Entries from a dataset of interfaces
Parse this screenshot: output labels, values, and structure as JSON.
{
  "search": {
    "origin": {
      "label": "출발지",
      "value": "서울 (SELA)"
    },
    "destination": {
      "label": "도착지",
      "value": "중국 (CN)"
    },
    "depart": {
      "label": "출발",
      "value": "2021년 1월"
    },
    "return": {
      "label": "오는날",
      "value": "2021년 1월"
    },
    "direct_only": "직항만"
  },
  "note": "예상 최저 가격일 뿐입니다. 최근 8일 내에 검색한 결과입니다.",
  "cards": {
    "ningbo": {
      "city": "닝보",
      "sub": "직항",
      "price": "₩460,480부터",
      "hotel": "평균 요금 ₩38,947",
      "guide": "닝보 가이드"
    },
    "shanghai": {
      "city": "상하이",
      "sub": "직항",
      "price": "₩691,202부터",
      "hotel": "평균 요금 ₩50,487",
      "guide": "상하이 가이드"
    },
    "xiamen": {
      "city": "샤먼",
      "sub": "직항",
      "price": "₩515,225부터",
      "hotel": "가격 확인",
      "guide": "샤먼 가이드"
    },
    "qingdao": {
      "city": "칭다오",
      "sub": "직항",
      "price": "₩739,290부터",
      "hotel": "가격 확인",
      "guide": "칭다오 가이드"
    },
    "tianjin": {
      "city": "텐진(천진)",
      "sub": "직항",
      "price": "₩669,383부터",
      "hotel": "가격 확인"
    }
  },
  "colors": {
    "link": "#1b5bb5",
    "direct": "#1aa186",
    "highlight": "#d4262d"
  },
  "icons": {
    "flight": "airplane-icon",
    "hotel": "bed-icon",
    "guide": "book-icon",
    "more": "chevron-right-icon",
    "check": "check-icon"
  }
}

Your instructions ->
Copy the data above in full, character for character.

Answer to the problem ->
Parse this screenshot: output labels, values, and structure as JSON.
{
  "search": {
    "origin": {
      "label": "출발지",
      "value": "서울 (SELA)"
    },
    "destination": {
      "label": "도착지",
      "value": "중국 (CN)"
    },
    "depart": {
      "label": "출발",
      "value": "2021년 1월"
    },
    "return": {
      "label": "오는날",
      "value": "2021년 1월"
    },
    "direct_only": "직항만"
  },
  "note": "예상 최저 가격일 뿐입니다. 최근 8일 내에 검색한 결과입니다.",
  "cards": {
    "ningbo": {
      "city": "닝보",
      "sub": "직항",
      "price": "₩460,480부터",
      "hotel": "평균 요금 ₩38,947",
      "guide": "닝보 가이드"
    },
    "shanghai": {
      "city": "상하이",
      "sub": "직항",
      "price": "₩691,202부터",
      "hotel": "평균 요금 ₩50,487",
      "guide": "상하이 가이드"
    },
    "xiamen": {
      "city": "샤먼",
      "sub": "직항",
      "price": "₩515,225부터",
      "hotel": "가격 확인",
      "guide": "샤먼 가이드"
    },
    "qingdao": {
      "city": "칭다오",
      "sub": "직항",
      "price": "₩739,290부터",
      "hotel": "가격 확인",
      "guide": "칭다오 가이드"
    },
    "tianjin": {
      "city": "텐진(천진)",
      "sub": "직항",
      "price": "₩669,383부터",
      "hotel": "가격 확인"
    }
  },
  "colors": {
    "link": "#1b5bb5",
    "direct": "#1aa186",
    "highlight": "#d4262d"
  },
  "icons": {
    "flight": "airplane-icon",
    "hotel": "bed-icon",
    "guide": "book-icon",
    "more": "chevron-right-icon",
    "check": "check-icon"
  }
}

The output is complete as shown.